Anyone who has been bewildered by a backlink profile or who has had a difficult conversation with a client about why a competitor is outranking them, knows that the delineations between white, black and gray hats are not as clear as they seem. In the academic abstract, the good guys are easy to spot and right and wrong seem obvious. In the day to day knife fight that most SEOs find themselves, such concepts quickly lose their utility.
The pressure to deliver results, persistent fallacy of “seo secrets” and overwhelming evidence that some cheating works, tempt even the most puritanical SEO’s, at one time or another, into perusing strategies that stretch the boundaries of their ethics.
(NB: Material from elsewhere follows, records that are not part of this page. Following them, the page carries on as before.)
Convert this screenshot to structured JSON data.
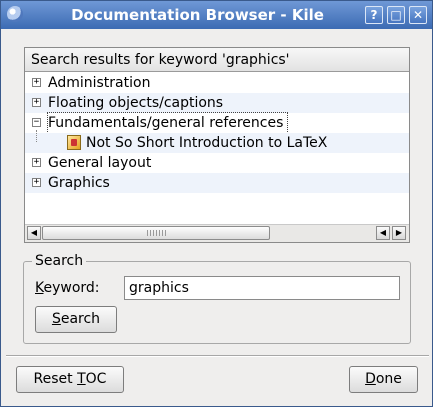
{
  "window": {
    "title": "Documentation Browser - Kile"
  },
  "titlebar_buttons": {
    "help": "?",
    "maximize": "□",
    "close": "✕"
  },
  "results": {
    "header": "Search results for keyword 'graphics'",
    "items": [
      {
        "label": "Administration",
        "expander": "+"
      },
      {
        "label": "Floating objects/captions",
        "expander": "+"
      },
      {
        "label": "Fundamentals/general references",
        "expander": "−"
      },
      {
        "label": "Not So Short Introduction to LaTeX",
        "icon": "document-icon"
      },
      {
        "label": "General layout",
        "expander": "+"
      },
      {
        "label": "Graphics",
        "expander": "+"
      }
    ]
  },
  "search": {
    "group_title": "Search",
    "keyword_label_mnemonic": "K",
    "keyword_label_rest": "eyword:",
    "keyword_value": "graphics",
    "search_button_mnemonic": "S",
    "search_button_rest": "earch"
  },
  "footer": {
    "reset_prefix": "Reset ",
    "reset_mnemonic": "T",
    "reset_rest": "OC",
    "done_mnemonic": "D",
    "done_rest": "one"
  },
  "scrollbar": {
    "left_arrow": "◀",
    "right_arrow_a": "◀",
    "right_arrow_b": "▶"
  }
}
When you combine this with Google’s increasingly punitive defense of their algorithm, the average SEO is left with a perilous proposition: Take too many shortcuts and risk Google’s wrath, take too few and succumb to the never-ending wave of sites willing cheat their way to the top.
I personally believe that the nature of this business prevents most SEO’s from honestly discussing their failures. “Why I’m a Horrible SEO” is not the type of title that’s guaranteed to keep the clients coming. If you have a thought about this graphic or want to cop to playing it too loose or too safe, let’s mix it up in the comments. We dubbed this a “contrographic”, so let’s make sure to spark some controversy.
Jarrod Wright is the founder and head artist at Subtle Network Design & Marketing, a small graphic design and internet marketing firm located in Clearwater, Florida. Find him on twitter as @subtlenetwork